We read with interest the recent letter published by Bril et al. recently published in Journal of Hepatology.1 The authors describe a possible case of COVID-19 vaccine-associated autoimmune hepatitis (AIH) in a 35-year-old woman 3 months post-partum. The patient presented with pruritis and jaundice 13 days after receiving a BNT162b2 mRNA (Pfizer-BioNTech) COVID-19 vaccine, which may be the first report of COVID-19 vaccine-associated liver injury. As vaccination programs are being rolled out globally,2 many clinically significant side effects are starting to be identified, such as vaccine-induced immune thrombotic thrombocytopenia.
I read with interest the comments to our letter by Londoño et al.,1 Clayton-Chubb et al.,2 Tan et al.,3 McShane et al.,4 and Lodato et al.,5 and I appreciate their contribution. All these authors presented similar cases of autoimmune hepatitis (AIH) that developed after coronavirus disease 2019 (COVID-19) vaccine, with the exception of Lodato et al.,5 who actually described a case of acute liver injury with some features of autoimmunity.
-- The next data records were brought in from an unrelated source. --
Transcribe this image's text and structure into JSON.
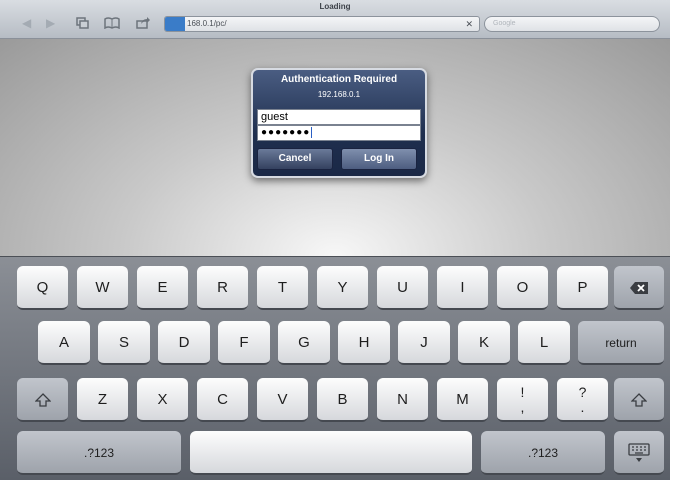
{
  "browser": {
    "page_title": "Loading",
    "url": "168.0.1/pc/",
    "search_placeholder": "Google",
    "icons": [
      "back-icon",
      "forward-icon",
      "tabs-icon",
      "bookmarks-icon",
      "share-icon",
      "stop-icon"
    ]
  },
  "dialog": {
    "title": "Authentication Required",
    "subtitle": "192.168.0.1",
    "username": "guest",
    "password_mask": "●●●●●●●",
    "cancel_label": "Cancel",
    "login_label": "Log In"
  },
  "keyboard": {
    "row1": [
      "Q",
      "W",
      "E",
      "R",
      "T",
      "Y",
      "U",
      "I",
      "O",
      "P"
    ],
    "row2": [
      "A",
      "S",
      "D",
      "F",
      "G",
      "H",
      "J",
      "K",
      "L"
    ],
    "row3": [
      "Z",
      "X",
      "C",
      "V",
      "B",
      "N",
      "M"
    ],
    "punct1_top": "!",
    "punct1_bottom": ",",
    "punct2_top": "?",
    "punct2_bottom": ".",
    "return_label": "return",
    "numbers_left": ".?123",
    "numbers_right": ".?123"
  }
}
The COVID-19 pandemic is still raging across the world and vaccination is expected to lead us out of this pandemic. Although the efficacy of the vaccines is beyond doubt, as many vaccines were granted expedited approval, safety still remains a concern.1 In light of this, we read with great interest a recent article by Bril et. al.2 They described a case of autoimmune hepatitis (AIH) possibly triggered by COVID-19 vaccination. However, as the patient was 3-months post-partum a true causal relationship is difficult to determine.
We have read with interest the recent cases suggesting the possibility of vaccine-induced immune-mediated hepatitis with Pfizer-BioNTech and Moderna mRNA-1273 mRNA vaccines for the SARS-CoV-2 virus. (1-7). However, as the cohort of vaccinated individuals against COVID-19 increases, the previously reported cases could not exclude a coincidental development of autoimmune hepatitis, which has an incidence of 3/100 000 population per year (8). Our case demonstrates conclusive evidence of vaccine-induced immune-mediated hepatitis with a rapid onset of liver injury after the first Moderna dose, which on re-exposure led to acute severe autoimmune hepatitis.
We read with interest the article: “Autoimmune hepatitis developing after coronavirus disease 2019 (COVID-19) Vaccine: Causality or casualty?ˮ by Bril F. et al.1 and the comment to the letter by Capecchi L. et al. recently published in J Hepatol.2